Eversheds, the globe-straddling UK firm, has published “Law firm of the 21st century: The clients’ revolution.” Based on questions asked of 130 general counsel and 80 law firm partners, Eversheds concludes that the “current balance of power in the client-lawyer relationship is now with the clients.”
What they mean by the shift in balance of power is unclear. At page 5 they give one clue. “Many managing partners have recognised that they are becoming primarily service providers and that their previously dominant role at the centre of the client-lawyer relationship has irrevocably altered.” The once-mighty law firm partner now kow-tows to an inside lawyer who funnels the firm’s thoughts and work product to the ultimate client, a business executive. (Yet the report refers repeatedly to “the client” as the general counsel, not a business executive or the company as a whole.)
Another interpretation is that law firms are perceived as just another group of vendors, on a par with copier repairmen. There are lots of firms, all about the same, and it’s a buyer’s market. Partly the dozen-page report attributes this shift to “the increasing power and importance of General Counsel.”

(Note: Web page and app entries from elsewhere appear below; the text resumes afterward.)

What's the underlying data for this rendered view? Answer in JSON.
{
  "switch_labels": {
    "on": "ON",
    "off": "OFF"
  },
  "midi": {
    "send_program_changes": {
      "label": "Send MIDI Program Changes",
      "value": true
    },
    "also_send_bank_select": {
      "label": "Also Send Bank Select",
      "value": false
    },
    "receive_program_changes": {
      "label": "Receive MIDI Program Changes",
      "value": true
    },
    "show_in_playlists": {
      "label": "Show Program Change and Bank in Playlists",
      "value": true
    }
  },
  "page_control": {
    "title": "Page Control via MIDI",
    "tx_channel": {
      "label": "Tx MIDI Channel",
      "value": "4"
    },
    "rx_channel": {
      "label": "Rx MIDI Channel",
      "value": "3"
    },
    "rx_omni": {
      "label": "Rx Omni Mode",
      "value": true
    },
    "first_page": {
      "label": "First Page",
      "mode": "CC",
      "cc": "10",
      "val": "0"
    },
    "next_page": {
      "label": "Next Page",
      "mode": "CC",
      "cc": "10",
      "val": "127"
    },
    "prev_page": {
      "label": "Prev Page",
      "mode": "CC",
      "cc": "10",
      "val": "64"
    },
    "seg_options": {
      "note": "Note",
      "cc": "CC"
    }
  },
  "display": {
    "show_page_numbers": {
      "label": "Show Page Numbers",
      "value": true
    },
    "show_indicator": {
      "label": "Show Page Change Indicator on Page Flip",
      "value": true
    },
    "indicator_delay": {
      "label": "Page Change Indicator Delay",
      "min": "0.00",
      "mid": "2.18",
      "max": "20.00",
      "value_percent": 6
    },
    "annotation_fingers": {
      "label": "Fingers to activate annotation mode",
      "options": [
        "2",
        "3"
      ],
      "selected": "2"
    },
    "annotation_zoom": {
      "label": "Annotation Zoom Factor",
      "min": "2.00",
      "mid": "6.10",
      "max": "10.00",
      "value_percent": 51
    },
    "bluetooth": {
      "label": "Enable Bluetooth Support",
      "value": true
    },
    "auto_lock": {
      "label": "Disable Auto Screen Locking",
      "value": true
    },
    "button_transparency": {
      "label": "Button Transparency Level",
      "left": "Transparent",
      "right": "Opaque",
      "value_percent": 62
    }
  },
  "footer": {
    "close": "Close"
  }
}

These guesses aside, what the report means by this transformation of influence, not to mention the consequences of it, remains murky.